How much money do your children receive to spend on school meals and snacks? Schools use debit systems without the option of paying with cash, students’ lunches contained fewer fruits and vegetables, more unhealthy items, and more calories overall, reports an October 8, 2013 news release by Kelsey Gatto, "School debit accounts lead to less healthy food choices and higher calorie meals."
Keep those lunch lines moving in public schools but hold the fruits and vegetables? Or does a school bully extort lunch money from your kids? Many school cafeterias adopt debit account payment systems as quick, convenient ways to keep lunch lines moving, but according to a new study conducted by Cornell Food & Brand Lab, Cornell University’s researchers, putting it on the debit account may impact the health of kids’ meals. You also may wish to check out the YouTube video, "Pay Cash for Cookies."
What do kids buy at school during the lunch period?
Researchers David Just, PhD and Brian Wansink, PhD examined the lunch purchases of 2,314 students in grades 1 through 12 to see how payment methods impacted food choice. In schools that completely converted to debit systems—as opposed to those that gave students the option to pay with cash instead—fruit purchases were 13% lower, while vegetable purchases were 20% lower.

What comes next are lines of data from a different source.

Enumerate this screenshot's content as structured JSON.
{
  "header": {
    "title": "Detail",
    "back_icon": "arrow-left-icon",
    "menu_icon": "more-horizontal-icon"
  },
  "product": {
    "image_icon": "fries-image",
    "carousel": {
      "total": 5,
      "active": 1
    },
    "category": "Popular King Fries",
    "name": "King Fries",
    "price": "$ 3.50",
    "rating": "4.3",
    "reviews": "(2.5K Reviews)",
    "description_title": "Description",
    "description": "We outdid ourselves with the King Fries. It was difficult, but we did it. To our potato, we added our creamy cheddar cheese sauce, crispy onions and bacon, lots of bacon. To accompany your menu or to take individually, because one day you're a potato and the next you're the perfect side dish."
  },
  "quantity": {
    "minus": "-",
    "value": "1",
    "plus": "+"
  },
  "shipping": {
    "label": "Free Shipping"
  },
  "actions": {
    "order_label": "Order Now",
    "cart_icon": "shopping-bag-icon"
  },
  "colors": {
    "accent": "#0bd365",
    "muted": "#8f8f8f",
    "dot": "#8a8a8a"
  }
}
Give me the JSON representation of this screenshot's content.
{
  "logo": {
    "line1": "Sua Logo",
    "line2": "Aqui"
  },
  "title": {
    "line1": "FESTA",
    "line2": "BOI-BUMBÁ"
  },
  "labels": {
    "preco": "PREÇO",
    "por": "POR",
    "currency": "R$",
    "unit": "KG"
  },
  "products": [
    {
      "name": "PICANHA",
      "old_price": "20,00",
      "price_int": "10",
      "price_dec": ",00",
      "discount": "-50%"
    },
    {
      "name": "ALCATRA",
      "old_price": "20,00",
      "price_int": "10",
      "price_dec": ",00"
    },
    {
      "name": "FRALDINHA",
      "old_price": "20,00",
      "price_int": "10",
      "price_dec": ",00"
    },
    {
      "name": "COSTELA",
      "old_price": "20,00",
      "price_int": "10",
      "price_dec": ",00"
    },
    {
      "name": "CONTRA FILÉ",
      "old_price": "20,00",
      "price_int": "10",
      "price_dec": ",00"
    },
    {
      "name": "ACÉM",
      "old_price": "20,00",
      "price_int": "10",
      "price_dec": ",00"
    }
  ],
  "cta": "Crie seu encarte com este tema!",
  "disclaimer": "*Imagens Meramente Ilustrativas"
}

Students at debit-only schools were also more likely to purchase less healthy food options, such as candy, dessert, and fried foods. In fact, the lunches of students at debit-only schools contained 63 more calories from these less healthy foods and 32 fewer calories from healthier options. What happens to lunch money kids get when they go off to school?
Parental guidance at lunchtime
According to Just and Wansink, the degree of parental guidance at lunchtime may be partly responsible for this phenomenon. When parents give children a certain amount of cash for lunch each day, they can monitor their kids’ daily expenditure more closely, resulting in better lunch choices.
Debit systems, however, eliminate the restrictions of a daily cash allowance, providing kids the opportunity to spend their lunch money as they please—with unhealthy consequences. A debit system which allows parents to set daily limits or food-specific restrictions may be an ideal compromise between convenience and guidance. Alternative methods—like the implementation of a “cash for cookies” rule— can nudge kids towards healthier foods by making them pause before impulse-purchasing less healthy options.